▶ **Your objective**:
Restate every record exactly as it is written, while omitting the pictures it holds.

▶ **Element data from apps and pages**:
* * *
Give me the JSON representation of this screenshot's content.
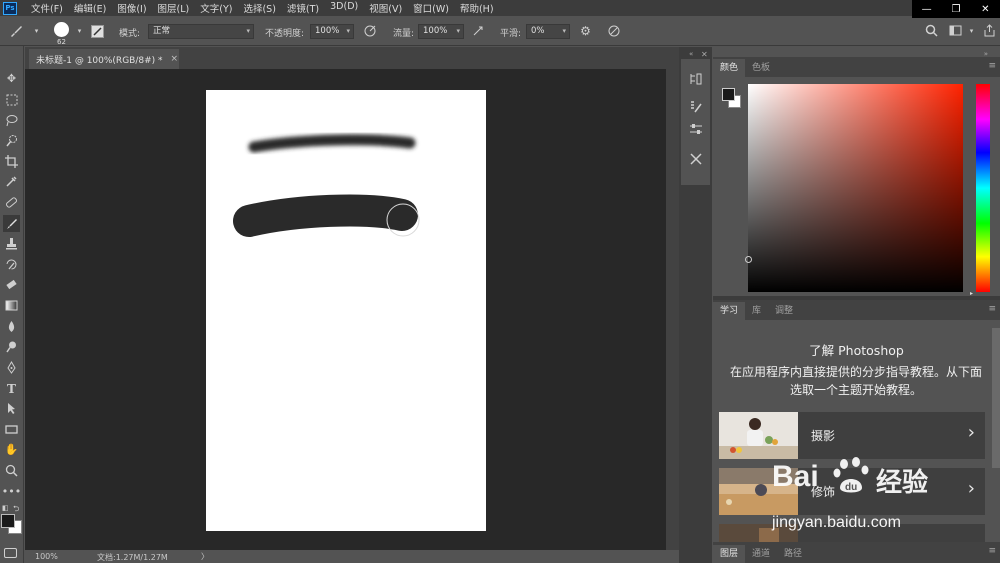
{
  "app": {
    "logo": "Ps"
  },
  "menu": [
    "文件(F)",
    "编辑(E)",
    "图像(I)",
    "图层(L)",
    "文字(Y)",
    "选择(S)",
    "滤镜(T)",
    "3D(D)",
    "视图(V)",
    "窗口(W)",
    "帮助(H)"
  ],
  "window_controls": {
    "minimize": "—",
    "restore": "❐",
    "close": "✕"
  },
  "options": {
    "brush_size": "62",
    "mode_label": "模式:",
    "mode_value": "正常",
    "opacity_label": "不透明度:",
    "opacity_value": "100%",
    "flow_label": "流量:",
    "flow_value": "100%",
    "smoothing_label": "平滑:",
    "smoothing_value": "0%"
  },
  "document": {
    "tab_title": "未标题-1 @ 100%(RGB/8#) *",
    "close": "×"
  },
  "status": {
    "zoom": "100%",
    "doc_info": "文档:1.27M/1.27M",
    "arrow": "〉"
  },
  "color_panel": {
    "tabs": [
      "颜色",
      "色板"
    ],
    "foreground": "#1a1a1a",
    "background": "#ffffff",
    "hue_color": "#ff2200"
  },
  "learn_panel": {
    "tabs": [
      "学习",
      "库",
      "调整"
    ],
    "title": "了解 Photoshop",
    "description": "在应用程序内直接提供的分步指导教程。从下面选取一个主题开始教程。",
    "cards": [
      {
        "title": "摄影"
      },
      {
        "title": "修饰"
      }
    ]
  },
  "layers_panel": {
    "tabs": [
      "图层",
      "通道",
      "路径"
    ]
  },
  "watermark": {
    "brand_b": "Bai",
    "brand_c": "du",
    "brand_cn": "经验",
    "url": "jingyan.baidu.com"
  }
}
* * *
▶ **Answer to this problem**:
Give me the JSON representation of this screenshot's content.
{
  "app": {
    "logo": "Ps"
  },
  "menu": [
    "文件(F)",
    "编辑(E)",
    "图像(I)",
    "图层(L)",
    "文字(Y)",
    "选择(S)",
    "滤镜(T)",
    "3D(D)",
    "视图(V)",
    "窗口(W)",
    "帮助(H)"
  ],
  "window_controls": {
    "minimize": "—",
    "restore": "❐",
    "close": "✕"
  },
  "options": {
    "brush_size": "62",
    "mode_label": "模式:",
    "mode_value": "正常",
    "opacity_label": "不透明度:",
    "opacity_value": "100%",
    "flow_label": "流量:",
    "flow_value": "100%",
    "smoothing_label": "平滑:",
    "smoothing_value": "0%"
  },
  "document": {
    "tab_title": "未标题-1 @ 100%(RGB/8#) *",
    "close": "×"
  },
  "status": {
    "zoom": "100%",
    "doc_info": "文档:1.27M/1.27M",
    "arrow": "〉"
  },
  "color_panel": {
    "tabs": [
      "颜色",
      "色板"
    ],
    "foreground": "#1a1a1a",
    "background": "#ffffff",
    "hue_color": "#ff2200"
  },
  "learn_panel": {
    "tabs": [
      "学习",
      "库",
      "调整"
    ],
    "title": "了解 Photoshop",
    "description": "在应用程序内直接提供的分步指导教程。从下面选取一个主题开始教程。",
    "cards": [
      {
        "title": "摄影"
      },
      {
        "title": "修饰"
      }
    ]
  },
  "layers_panel": {
    "tabs": [
      "图层",
      "通道",
      "路径"
    ]
  },
  "watermark": {
    "brand_b": "Bai",
    "brand_c": "du",
    "brand_cn": "经验",
    "url": "jingyan.baidu.com"
  }
}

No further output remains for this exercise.